Observation 5 – Customer service by great communicators
Hospitals and other businesses (in hospitals the customers may be naked and in pain, which makes them a little more dependent than in other businesses) spend billions of dollars teaching/studying customer service, communication skills and outcomes.
Unfortunately, many of these dollars and efforts are wasted because the focus is on the process and not the people. Great communicators don’t talk; they listen and observe. As a customer, I don’t want to know how smart you are; I want you to recognize how smart I am. It’s not about your ego; it’s about the customer’s.
Too often in this laboratory of healthcare and people, I observe very smart and highly trained professionals missing the communications boat by talking down to patients in language they don’t understand and at a pace they can’t retain.
As I observed, the best communications occurred with the housekeeping staff and the bedpan operator. Maybe because these professionals had more time, less ego, and by the nature of their jobs made a more intimate connection with the patient. They were doing something for the patient, not doing something to the patient.
Maybe communications/customer service classes should be taught/facilitated by the bedpan operators, not other professionals.
Appropriate communication is key to customer service.
Observation 6 – Dream, dream and dream
Dreams can be visions or nightmares. What I’ll remember about the hospital experience will be the nightmare part. The power of dreams as a vision was reinforced when I left the hospital to go to the opening of the new office of the LHC Group. The need for a new facility was created by tremendous growth and success. From 1994, as a one-nurse home care agency in Palmetto, Louisiana, this organization grew to 32,000 employees in 35 states. The foundation for success, as explained by its president Keith Myers, was a vision and mantra – “It’s all about helping people.”
Cutting the ribbon was a Cajun girl, schoolteacher, mom and grandma from 15 miles down the road. Her name – Kathleen Babineaux Blanco, governor of Louisiana. A good, honest, and hard working person, Gov. Blanco did not fit the stereotype of a charismatic leader like JFK or Ronald Reagan. I see her success as the result of a dream vision, discipline and hard work.
Einstein said, “Imagination is more important than knowledge.” First, dream.
Observation 7 – A workbench or a canvas
Most of the people most of the time, enjoy their jobs. They like building, cooking, teaching, making, recording, whatever it is they do. The only problem is the interruptions and unreasonable demands by those “darn customers.” In the hospital, I observed very well educated, skilled and trained professionals performing procedures on patients’ body parts that have a condition.

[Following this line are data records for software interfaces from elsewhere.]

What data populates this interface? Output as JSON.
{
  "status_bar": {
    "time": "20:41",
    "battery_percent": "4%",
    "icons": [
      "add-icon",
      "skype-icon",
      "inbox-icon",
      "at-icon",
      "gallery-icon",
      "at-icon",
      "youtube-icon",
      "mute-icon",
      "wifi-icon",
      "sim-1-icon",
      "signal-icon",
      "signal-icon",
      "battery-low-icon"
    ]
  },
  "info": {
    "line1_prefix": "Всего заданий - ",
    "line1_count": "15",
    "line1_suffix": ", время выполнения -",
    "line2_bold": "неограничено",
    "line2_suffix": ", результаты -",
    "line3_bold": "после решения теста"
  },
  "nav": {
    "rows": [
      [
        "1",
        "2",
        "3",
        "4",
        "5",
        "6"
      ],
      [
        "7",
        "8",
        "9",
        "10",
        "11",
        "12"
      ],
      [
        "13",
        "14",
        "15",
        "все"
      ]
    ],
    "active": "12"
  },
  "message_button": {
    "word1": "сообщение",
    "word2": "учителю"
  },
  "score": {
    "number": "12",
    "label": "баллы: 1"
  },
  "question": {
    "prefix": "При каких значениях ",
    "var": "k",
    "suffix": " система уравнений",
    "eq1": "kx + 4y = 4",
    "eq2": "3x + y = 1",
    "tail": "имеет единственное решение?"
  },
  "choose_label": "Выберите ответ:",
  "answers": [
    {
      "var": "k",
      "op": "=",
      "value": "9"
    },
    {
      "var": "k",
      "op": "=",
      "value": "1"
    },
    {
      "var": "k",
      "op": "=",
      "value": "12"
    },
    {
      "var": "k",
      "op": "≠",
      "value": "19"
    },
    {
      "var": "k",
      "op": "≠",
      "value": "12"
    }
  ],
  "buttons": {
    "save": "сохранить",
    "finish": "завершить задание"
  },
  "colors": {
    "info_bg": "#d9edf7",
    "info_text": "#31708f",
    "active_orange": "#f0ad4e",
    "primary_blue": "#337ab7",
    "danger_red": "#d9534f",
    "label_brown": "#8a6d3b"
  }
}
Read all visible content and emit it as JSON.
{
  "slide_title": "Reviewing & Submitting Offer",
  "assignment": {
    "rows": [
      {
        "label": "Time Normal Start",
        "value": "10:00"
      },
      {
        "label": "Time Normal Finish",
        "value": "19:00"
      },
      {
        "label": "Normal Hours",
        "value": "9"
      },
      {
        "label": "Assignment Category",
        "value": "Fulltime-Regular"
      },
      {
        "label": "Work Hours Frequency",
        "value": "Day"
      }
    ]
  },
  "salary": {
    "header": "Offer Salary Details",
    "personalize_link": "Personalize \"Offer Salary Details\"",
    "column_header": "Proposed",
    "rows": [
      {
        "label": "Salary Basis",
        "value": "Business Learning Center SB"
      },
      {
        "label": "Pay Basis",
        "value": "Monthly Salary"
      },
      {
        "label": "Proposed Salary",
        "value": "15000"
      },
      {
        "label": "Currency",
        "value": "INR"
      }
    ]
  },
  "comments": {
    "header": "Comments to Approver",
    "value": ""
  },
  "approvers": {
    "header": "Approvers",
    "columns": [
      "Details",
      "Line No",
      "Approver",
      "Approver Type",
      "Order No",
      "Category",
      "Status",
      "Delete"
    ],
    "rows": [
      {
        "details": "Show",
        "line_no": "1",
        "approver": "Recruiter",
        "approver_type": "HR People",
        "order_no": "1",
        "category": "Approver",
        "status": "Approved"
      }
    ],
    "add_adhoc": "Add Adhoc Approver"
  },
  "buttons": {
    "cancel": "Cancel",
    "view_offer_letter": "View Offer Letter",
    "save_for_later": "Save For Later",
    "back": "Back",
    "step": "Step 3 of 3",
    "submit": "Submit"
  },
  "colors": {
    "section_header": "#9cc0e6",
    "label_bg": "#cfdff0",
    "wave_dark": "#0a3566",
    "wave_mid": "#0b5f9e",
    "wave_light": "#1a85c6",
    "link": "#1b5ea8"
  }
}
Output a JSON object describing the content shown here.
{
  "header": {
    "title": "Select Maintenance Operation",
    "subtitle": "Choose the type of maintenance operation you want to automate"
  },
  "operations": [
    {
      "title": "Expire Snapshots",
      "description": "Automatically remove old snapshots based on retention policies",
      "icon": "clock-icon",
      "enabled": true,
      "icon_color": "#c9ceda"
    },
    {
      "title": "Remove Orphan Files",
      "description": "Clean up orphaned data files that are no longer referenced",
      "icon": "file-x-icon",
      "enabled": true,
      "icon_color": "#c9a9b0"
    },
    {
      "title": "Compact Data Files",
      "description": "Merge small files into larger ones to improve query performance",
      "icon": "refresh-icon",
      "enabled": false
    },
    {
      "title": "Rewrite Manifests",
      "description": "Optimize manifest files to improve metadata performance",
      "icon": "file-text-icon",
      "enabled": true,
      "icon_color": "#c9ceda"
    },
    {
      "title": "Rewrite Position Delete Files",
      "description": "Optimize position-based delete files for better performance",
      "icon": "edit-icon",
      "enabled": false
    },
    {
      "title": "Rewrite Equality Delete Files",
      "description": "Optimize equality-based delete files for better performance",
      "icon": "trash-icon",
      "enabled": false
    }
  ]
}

Here’s the thing – patients/customers are not workbenches where you go to practice a skill. They are living, breathing beings with needs and expectations. The conditions – cancer, fractures, congestive heart failure, and others – and the body parts – hips, kidneys, brains, knees, feet, arms and hands – are not the patient. Recognize, treat and cure the whole patient. In so doing you will probably get to treat the conditions you were trained for and enjoy treating.
Hopefully, in the future, the patient will no longer be the bench where professionals go to work, but rather the canvas where skilled artists apply the strokes from their specialty brush to complete a finished picture of health and wellness.
Health and wellness are more than the absence of sickness. It’s all about the people.
Observation 8 – Never debate a customer’s feelings
As a customer, I know when I’m upset. You don’t. How can you ever win a debate with me about my feelings? If I’m upset, allow me to vent. My perceptions may be wrong, but my feelings are true. After I vent, you may be able to show me a different way to see the facts, change my perception and win back the relationship.
For the best results, see your customer’s world through your customer’s eyes, not yours. Help your customer survive, and you will prosper.
It’s time to get real.
MICHAEL G. MANES is the owner of Manes and Associates, a New Iberia-based consulting business focusing on planning, sales and operations, and change. Manes can be reached at www.squareoneconsulting.com or 337-577-3885.